[[ Input data open ]]

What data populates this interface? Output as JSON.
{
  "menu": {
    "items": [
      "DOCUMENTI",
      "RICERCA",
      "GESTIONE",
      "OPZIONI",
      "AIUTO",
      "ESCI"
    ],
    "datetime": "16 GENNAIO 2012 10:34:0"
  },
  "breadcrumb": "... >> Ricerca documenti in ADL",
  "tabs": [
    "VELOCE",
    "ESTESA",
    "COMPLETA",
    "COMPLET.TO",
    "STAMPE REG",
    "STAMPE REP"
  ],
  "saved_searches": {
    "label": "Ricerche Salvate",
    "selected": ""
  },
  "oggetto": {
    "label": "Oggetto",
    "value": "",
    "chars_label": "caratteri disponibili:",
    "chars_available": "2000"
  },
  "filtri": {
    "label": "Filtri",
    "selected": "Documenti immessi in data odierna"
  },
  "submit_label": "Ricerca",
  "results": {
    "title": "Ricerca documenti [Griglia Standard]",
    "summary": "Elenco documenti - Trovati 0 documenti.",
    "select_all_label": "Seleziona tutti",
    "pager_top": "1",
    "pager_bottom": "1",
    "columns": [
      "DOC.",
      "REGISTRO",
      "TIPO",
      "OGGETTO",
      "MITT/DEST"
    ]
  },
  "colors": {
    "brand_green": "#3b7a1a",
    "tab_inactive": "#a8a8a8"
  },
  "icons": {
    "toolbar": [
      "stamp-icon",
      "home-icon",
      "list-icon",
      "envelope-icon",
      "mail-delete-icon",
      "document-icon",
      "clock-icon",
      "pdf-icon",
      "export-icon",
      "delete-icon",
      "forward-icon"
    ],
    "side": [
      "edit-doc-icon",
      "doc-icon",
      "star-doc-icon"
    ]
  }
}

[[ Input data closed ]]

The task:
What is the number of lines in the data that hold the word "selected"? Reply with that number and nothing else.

Answer for this exercise:
2